INFORMATION GIVEN |
================================

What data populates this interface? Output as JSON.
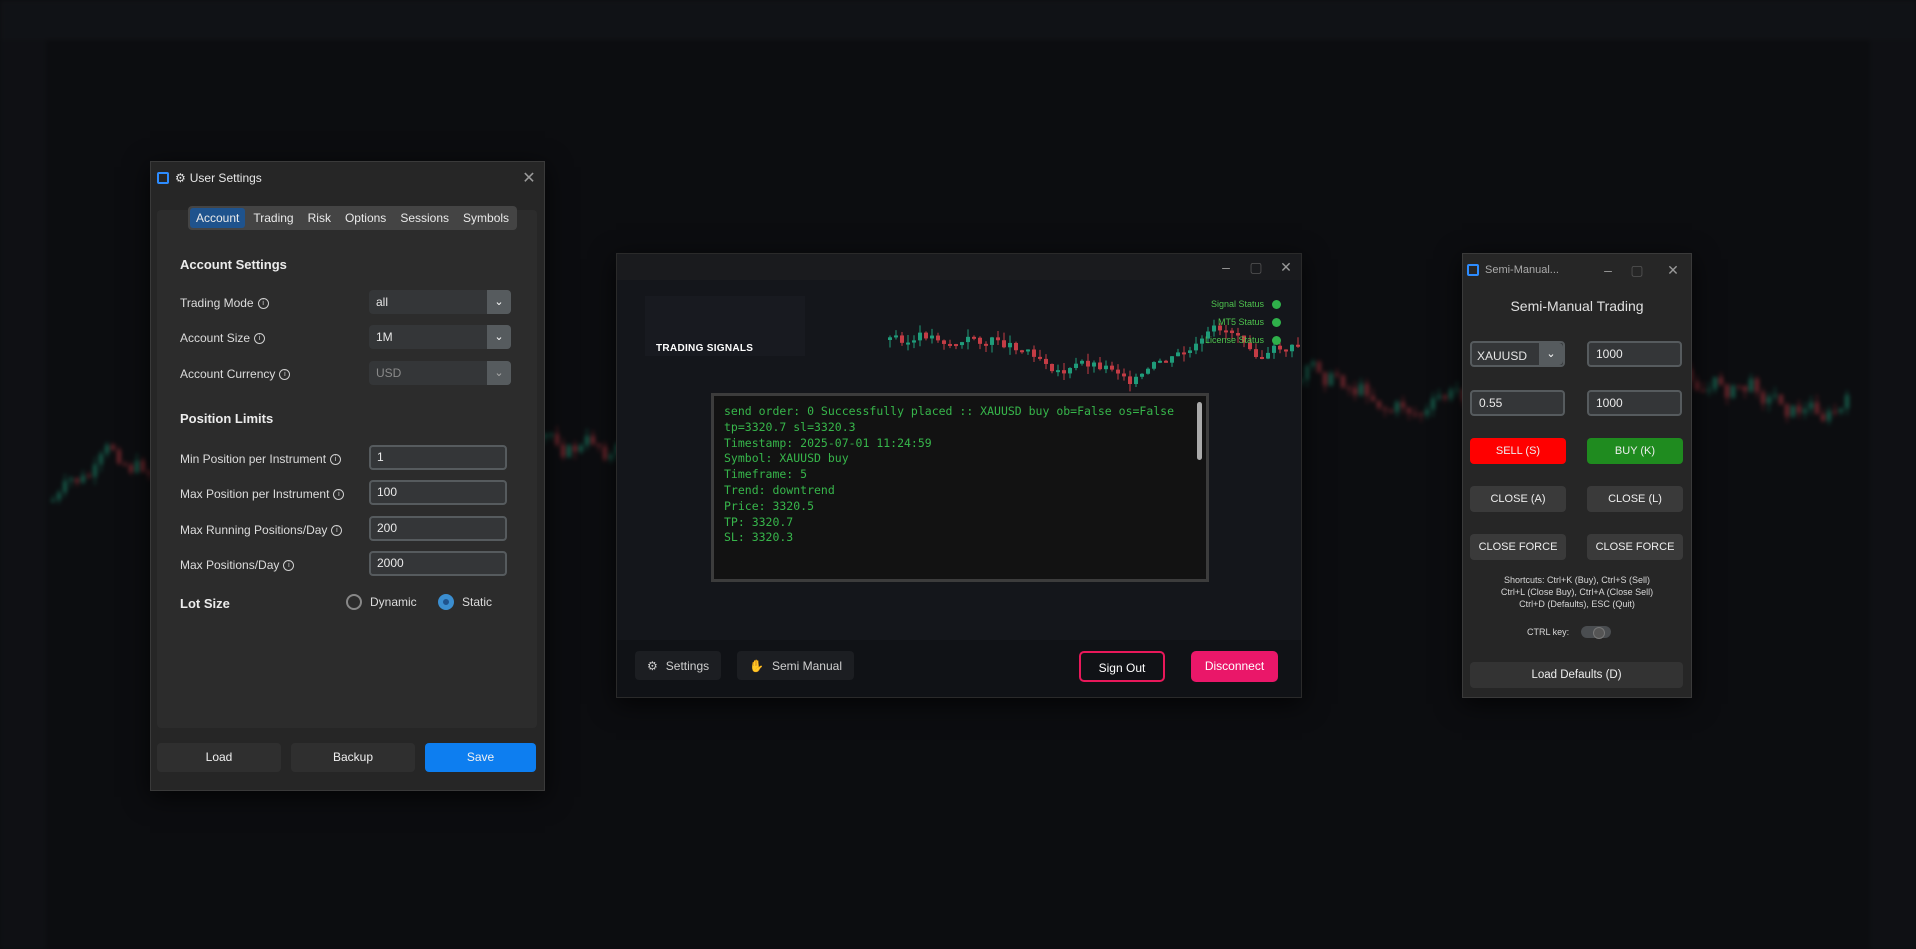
{
  "settings": {
    "title": "User Settings",
    "tabs": [
      "Account",
      "Trading",
      "Risk",
      "Options",
      "Sessions",
      "Symbols"
    ],
    "account_section": "Account Settings",
    "trading_mode_label": "Trading Mode",
    "trading_mode_value": "all",
    "account_size_label": "Account Size",
    "account_size_value": "1M",
    "account_currency_label": "Account Currency",
    "account_currency_value": "USD",
    "position_section": "Position Limits",
    "min_pos_label": "Min Position per Instrument",
    "min_pos_value": "1",
    "max_pos_label": "Max Position per Instrument",
    "max_pos_value": "100",
    "max_running_label": "Max Running Positions/Day",
    "max_running_value": "200",
    "max_day_label": "Max Positions/Day",
    "max_day_value": "2000",
    "lot_section": "Lot Size",
    "lot_dynamic": "Dynamic",
    "lot_static": "Static",
    "load": "Load",
    "backup": "Backup",
    "save": "Save"
  },
  "signals": {
    "title": "TRADING SIGNALS",
    "status": [
      "Signal Status",
      "MT5 Status",
      "License Status"
    ],
    "console_lines": [
      "send order: 0 Successfully placed :: XAUUSD buy ob=False os=False",
      "tp=3320.7 sl=3320.3",
      "",
      "Timestamp: 2025-07-01 11:24:59",
      "Symbol: XAUUSD buy",
      "Timeframe: 5",
      "Trend: downtrend",
      "Price: 3320.5",
      "TP: 3320.7",
      "SL: 3320.3"
    ],
    "settings_btn": "Settings",
    "semi_btn": "Semi Manual",
    "signout": "Sign Out",
    "disconnect": "Disconnect"
  },
  "semi": {
    "title": "Semi-Manual...",
    "heading": "Semi-Manual Trading",
    "symbol": "XAUUSD",
    "field1": "1000",
    "field2": "0.55",
    "field3": "1000",
    "sell": "SELL (S)",
    "buy": "BUY (K)",
    "close_a": "CLOSE (A)",
    "close_l": "CLOSE (L)",
    "close_force_1": "CLOSE FORCE",
    "close_force_2": "CLOSE FORCE",
    "shortcuts_1": "Shortcuts: Ctrl+K (Buy), Ctrl+S (Sell)",
    "shortcuts_2": "Ctrl+L (Close Buy), Ctrl+A (Close Sell)",
    "shortcuts_3": "Ctrl+D (Defaults), ESC (Quit)",
    "ctrl_key": "CTRL key:",
    "load_defaults": "Load Defaults (D)"
  },
  "colors": {
    "accent_blue": "#1f6aa5",
    "save_blue": "#0d7ef0",
    "sell_red": "#ff0000",
    "buy_green": "#1f8b1f",
    "disconnect_pink": "#ea1769",
    "console_green": "#37b64b"
  }
}
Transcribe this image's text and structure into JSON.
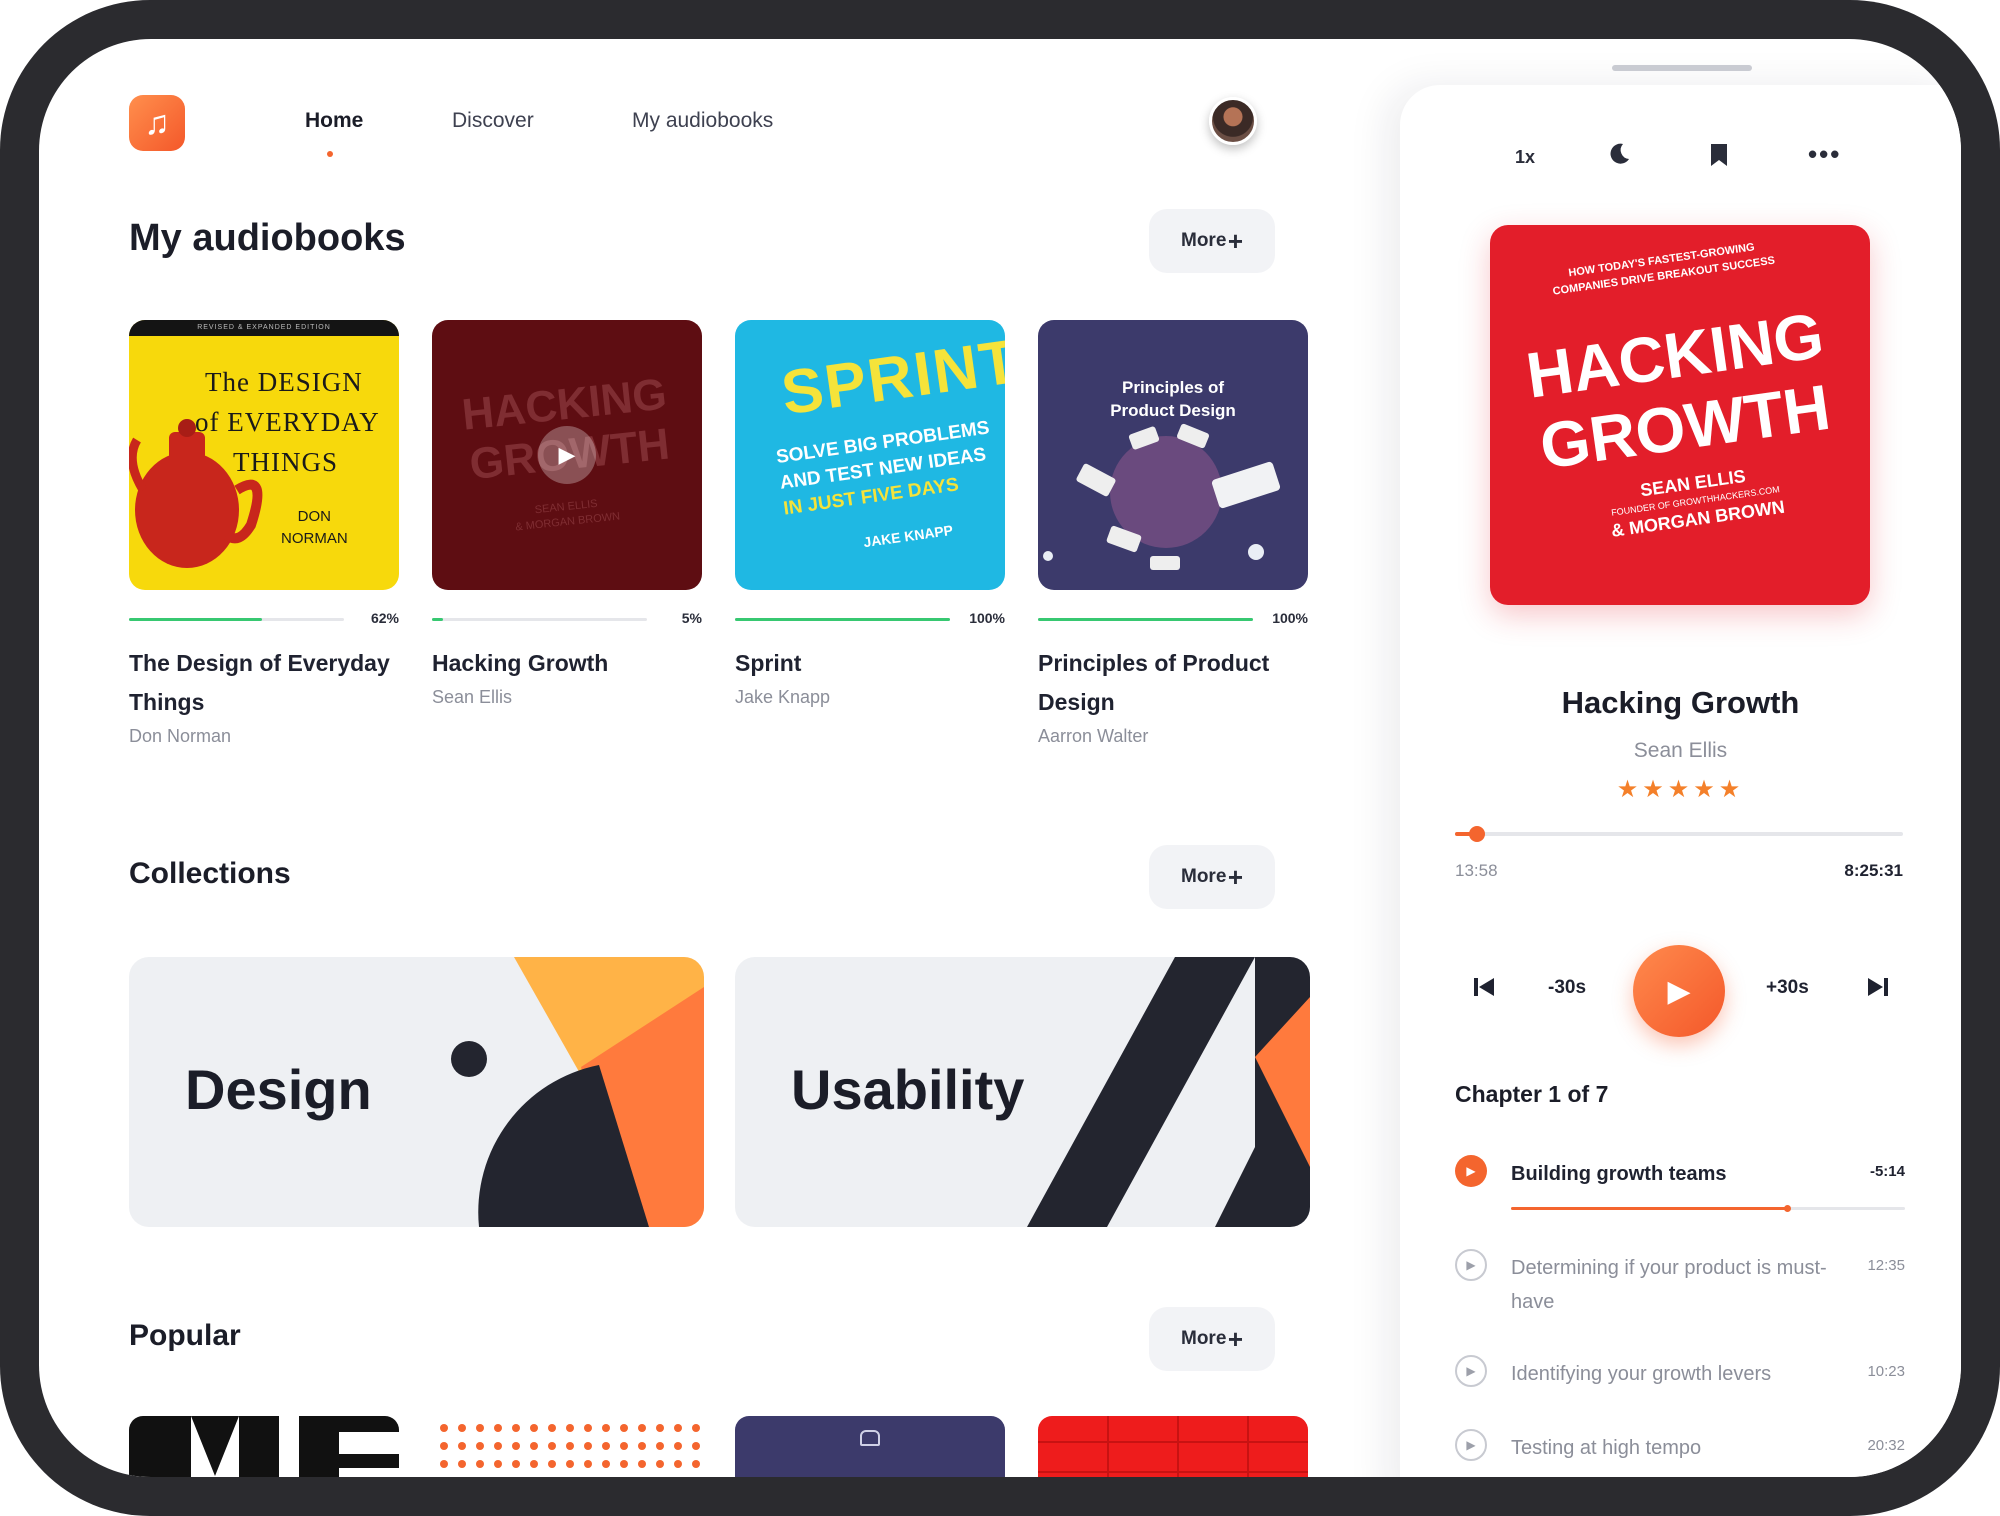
{
  "nav": {
    "logo_icon": "music-note-icon",
    "items": [
      {
        "label": "Home",
        "active": true
      },
      {
        "label": "Discover",
        "active": false
      },
      {
        "label": "My audiobooks",
        "active": false
      }
    ]
  },
  "sections": {
    "audiobooks_title": "My audiobooks",
    "collections_title": "Collections",
    "popular_title": "Popular",
    "more_label": "More"
  },
  "books": [
    {
      "title": "The Design of Everyday Things",
      "author": "Don Norman",
      "progress": 62,
      "progress_label": "62%",
      "cover_text": [
        "REVISED & EXPANDED EDITION",
        "The DESIGN",
        "of EVERYDAY",
        "THINGS",
        "DON",
        "NORMAN"
      ],
      "cover_color": "#f7d90c"
    },
    {
      "title": "Hacking Growth",
      "author": "Sean Ellis",
      "progress": 5,
      "progress_label": "5%",
      "cover_text": [
        "HACKING",
        "GROWTH",
        "SEAN ELLIS",
        "& MORGAN BROWN"
      ],
      "cover_color": "#5e0d12"
    },
    {
      "title": "Sprint",
      "author": "Jake Knapp",
      "progress": 100,
      "progress_label": "100%",
      "cover_text": [
        "SPRINT",
        "SOLVE BIG PROBLEMS",
        "AND TEST NEW IDEAS",
        "IN JUST FIVE DAYS",
        "JAKE KNAPP"
      ],
      "cover_color": "#1fb8e3"
    },
    {
      "title": "Principles of Product Design",
      "author": "Aarron Walter",
      "progress": 100,
      "progress_label": "100%",
      "cover_text": [
        "Principles of",
        "Product Design"
      ],
      "cover_color": "#3c3a6b"
    }
  ],
  "collections": [
    {
      "label": "Design"
    },
    {
      "label": "Usability"
    }
  ],
  "player": {
    "speed_label": "1x",
    "tool_icons": [
      "moon-icon",
      "bookmark-icon",
      "more-horizontal-icon"
    ],
    "cover_text": [
      "HOW TODAY'S FASTEST-GROWING",
      "COMPANIES DRIVE BREAKOUT SUCCESS",
      "HACKING",
      "GROWTH",
      "SEAN ELLIS",
      "FOUNDER OF GROWTHHACKERS.COM",
      "& MORGAN BROWN"
    ],
    "title": "Hacking Growth",
    "author": "Sean Ellis",
    "rating": 5,
    "stars": "★★★★★",
    "elapsed": "13:58",
    "total": "8:25:31",
    "position": 0.05,
    "back_label": "-30s",
    "forward_label": "+30s",
    "chapter_label": "Chapter 1 of 7",
    "chapters": [
      {
        "name": "Building growth teams",
        "time": "-5:14",
        "active": true,
        "progress": 0.7
      },
      {
        "name": "Determining if your product is must-have",
        "time": "12:35",
        "active": false
      },
      {
        "name": "Identifying your growth levers",
        "time": "10:23",
        "active": false
      },
      {
        "name": "Testing at high tempo",
        "time": "20:32",
        "active": false
      }
    ],
    "accent": "#f4652e"
  }
}
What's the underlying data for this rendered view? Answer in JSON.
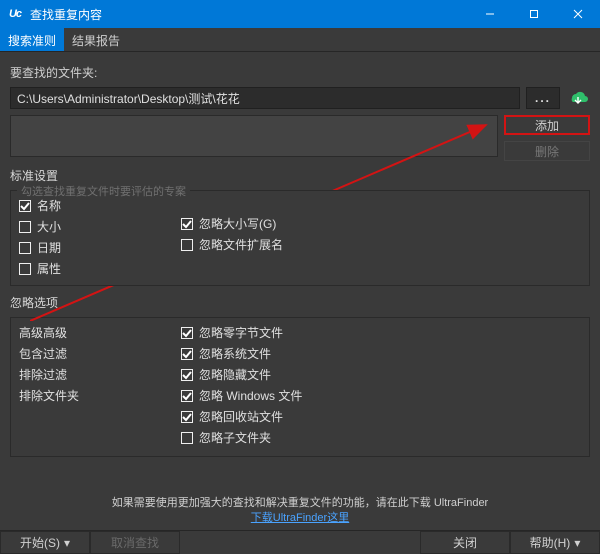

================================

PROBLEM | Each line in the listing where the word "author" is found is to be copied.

EXERCISE OUTPUT |
      "author": "Don Norman",
      "author": "Sean Ellis",
      "author": "Jake Knapp",
      "author": "Aarron Walter",
    "author": "Sean Ellis",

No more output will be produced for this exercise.